Using the entries that follow, state how many lines contain "label", with no other words.

** Exercise inputs follows **

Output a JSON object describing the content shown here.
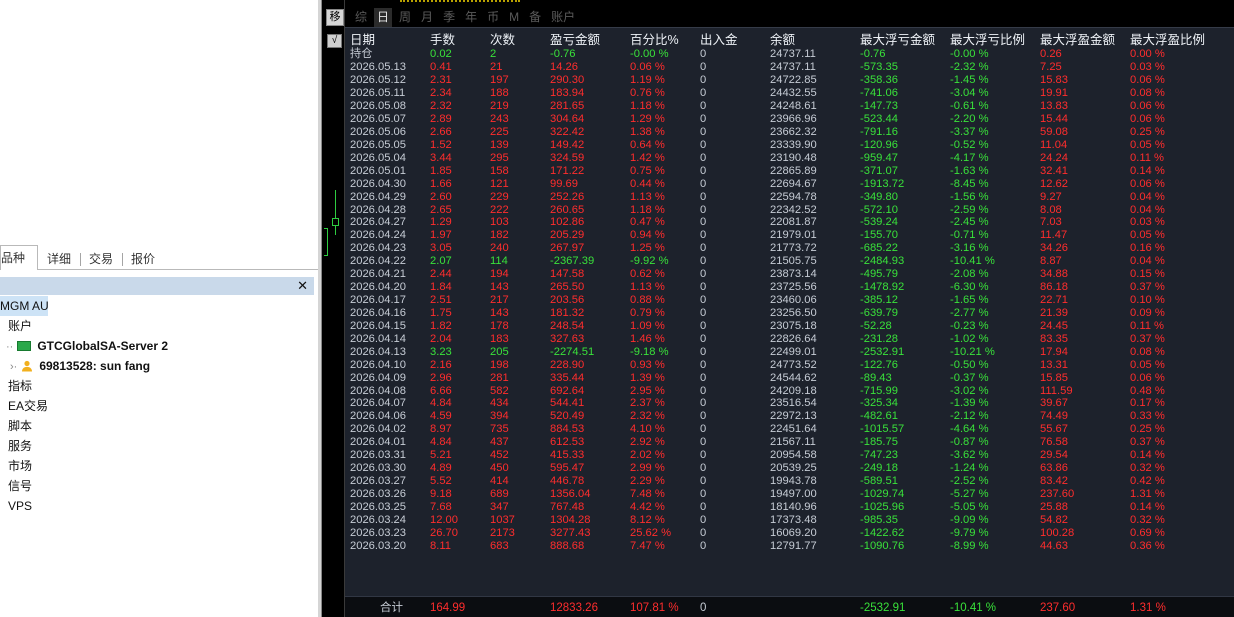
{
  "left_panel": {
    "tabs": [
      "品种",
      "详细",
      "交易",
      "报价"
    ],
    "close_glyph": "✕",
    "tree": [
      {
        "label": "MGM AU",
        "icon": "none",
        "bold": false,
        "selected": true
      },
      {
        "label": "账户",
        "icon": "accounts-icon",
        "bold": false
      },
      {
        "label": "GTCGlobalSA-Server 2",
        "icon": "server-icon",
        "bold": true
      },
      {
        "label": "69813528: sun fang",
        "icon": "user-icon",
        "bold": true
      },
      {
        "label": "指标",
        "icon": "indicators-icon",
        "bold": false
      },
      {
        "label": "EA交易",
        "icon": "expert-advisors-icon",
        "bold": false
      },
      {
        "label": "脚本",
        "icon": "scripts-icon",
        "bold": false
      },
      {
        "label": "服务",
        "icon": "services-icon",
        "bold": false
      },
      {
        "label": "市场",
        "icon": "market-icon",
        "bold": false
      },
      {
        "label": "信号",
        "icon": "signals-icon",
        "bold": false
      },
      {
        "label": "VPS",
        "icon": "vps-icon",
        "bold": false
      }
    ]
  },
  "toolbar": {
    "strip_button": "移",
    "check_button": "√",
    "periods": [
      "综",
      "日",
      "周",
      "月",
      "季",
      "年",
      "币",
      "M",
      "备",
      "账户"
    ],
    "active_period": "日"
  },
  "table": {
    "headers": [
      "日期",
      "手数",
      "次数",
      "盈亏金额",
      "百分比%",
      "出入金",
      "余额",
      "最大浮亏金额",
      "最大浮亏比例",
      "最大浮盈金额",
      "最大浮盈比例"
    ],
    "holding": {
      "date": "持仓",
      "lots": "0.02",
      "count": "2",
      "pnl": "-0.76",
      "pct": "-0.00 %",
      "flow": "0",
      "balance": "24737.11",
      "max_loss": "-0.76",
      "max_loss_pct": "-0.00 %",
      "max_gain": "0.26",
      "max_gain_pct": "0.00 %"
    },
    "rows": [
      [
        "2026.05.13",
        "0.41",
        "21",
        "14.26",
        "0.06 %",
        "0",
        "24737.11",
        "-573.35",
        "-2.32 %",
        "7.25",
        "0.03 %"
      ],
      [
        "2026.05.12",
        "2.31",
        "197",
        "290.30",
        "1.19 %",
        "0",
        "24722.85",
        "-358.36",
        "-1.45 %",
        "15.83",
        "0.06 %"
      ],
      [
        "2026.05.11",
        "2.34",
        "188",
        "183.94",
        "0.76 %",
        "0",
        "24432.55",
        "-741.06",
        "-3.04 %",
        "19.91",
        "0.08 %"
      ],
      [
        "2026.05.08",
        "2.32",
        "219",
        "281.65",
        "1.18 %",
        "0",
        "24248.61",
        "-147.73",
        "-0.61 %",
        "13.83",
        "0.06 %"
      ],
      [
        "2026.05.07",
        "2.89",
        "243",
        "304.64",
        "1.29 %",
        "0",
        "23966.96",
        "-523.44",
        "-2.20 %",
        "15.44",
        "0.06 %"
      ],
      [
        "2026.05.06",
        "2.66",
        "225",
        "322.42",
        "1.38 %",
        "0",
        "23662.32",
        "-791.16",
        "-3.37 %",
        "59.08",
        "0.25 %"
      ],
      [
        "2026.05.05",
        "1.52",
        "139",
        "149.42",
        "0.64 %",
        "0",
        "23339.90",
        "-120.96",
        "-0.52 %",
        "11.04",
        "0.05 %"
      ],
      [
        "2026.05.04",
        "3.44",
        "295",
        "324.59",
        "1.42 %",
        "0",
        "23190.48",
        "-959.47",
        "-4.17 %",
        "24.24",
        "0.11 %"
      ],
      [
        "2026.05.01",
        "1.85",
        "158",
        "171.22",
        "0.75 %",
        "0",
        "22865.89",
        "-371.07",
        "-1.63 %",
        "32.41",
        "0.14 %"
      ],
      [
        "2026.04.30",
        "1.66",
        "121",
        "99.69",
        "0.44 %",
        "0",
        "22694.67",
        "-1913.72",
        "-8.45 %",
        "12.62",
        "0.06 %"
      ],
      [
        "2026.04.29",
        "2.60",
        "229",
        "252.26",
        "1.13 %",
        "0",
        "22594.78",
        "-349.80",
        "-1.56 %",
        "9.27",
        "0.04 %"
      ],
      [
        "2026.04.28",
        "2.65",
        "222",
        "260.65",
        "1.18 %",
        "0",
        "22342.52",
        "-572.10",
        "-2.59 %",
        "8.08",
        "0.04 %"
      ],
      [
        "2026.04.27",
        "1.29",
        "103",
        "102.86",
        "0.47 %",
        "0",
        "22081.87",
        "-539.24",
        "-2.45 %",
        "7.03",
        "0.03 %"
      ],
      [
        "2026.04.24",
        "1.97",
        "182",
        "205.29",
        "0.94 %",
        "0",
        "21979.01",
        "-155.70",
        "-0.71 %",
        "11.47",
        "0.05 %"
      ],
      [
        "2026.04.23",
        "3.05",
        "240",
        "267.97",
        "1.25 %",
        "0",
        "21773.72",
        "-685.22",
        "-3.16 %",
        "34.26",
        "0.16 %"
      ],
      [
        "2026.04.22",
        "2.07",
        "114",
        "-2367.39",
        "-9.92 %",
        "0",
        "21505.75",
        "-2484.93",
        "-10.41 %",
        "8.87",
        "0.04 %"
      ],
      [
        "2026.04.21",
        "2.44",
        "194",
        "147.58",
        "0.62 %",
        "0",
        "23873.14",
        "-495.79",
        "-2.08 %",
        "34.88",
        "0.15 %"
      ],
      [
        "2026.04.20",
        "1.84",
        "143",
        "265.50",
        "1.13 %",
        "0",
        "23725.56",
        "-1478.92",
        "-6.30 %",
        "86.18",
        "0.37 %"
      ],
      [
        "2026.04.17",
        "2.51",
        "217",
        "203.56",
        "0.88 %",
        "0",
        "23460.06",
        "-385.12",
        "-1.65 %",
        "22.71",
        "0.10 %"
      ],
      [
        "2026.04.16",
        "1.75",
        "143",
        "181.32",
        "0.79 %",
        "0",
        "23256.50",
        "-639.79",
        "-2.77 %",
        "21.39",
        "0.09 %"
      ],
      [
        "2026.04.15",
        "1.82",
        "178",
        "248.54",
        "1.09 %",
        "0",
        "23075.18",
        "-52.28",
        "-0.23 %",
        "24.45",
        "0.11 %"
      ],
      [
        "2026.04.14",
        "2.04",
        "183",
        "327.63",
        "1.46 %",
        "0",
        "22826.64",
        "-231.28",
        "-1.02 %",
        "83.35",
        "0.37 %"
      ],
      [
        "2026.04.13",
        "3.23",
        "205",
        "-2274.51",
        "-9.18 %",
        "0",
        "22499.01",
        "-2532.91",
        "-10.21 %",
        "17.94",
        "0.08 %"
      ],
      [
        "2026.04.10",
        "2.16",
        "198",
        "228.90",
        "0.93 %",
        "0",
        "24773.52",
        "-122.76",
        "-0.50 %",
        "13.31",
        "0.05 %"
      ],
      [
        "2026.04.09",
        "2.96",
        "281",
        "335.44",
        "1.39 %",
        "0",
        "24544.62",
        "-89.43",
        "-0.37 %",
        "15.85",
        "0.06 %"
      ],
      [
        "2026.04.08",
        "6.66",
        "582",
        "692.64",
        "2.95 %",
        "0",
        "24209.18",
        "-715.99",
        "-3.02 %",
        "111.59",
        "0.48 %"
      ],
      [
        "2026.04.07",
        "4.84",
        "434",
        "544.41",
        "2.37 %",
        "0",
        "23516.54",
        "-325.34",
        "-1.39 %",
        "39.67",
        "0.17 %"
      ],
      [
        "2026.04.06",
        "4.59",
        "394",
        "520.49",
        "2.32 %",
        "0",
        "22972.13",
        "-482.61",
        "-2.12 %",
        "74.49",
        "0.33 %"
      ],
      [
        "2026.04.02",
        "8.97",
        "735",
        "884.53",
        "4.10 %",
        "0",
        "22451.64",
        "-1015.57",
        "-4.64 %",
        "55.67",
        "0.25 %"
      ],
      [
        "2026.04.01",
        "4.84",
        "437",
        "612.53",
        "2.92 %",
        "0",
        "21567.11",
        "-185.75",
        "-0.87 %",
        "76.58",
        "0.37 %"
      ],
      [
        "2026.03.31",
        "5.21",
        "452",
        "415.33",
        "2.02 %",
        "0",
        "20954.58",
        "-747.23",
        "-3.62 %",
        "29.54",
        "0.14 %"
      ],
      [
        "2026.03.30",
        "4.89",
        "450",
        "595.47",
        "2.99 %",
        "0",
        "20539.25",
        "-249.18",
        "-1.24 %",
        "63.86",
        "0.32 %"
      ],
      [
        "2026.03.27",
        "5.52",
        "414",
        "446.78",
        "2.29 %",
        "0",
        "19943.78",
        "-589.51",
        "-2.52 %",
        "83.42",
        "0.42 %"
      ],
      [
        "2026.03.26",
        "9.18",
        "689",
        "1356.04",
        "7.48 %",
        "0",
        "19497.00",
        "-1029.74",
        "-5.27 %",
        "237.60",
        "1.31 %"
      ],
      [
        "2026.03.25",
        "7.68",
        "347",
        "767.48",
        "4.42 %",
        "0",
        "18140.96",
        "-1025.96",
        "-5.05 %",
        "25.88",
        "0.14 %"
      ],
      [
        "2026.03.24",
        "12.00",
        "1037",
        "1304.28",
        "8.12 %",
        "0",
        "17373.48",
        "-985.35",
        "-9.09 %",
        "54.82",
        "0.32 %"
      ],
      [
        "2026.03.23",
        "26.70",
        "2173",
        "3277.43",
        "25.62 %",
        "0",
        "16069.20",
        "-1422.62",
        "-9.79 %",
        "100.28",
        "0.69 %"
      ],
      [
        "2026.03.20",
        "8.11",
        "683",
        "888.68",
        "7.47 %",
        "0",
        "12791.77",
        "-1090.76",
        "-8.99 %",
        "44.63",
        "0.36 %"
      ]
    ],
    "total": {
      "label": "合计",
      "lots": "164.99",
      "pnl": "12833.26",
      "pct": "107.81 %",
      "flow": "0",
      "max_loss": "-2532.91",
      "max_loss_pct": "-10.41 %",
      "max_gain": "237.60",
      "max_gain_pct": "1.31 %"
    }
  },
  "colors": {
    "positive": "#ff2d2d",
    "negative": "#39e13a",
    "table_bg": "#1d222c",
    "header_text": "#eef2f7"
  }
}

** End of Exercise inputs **

* **Task response**:
12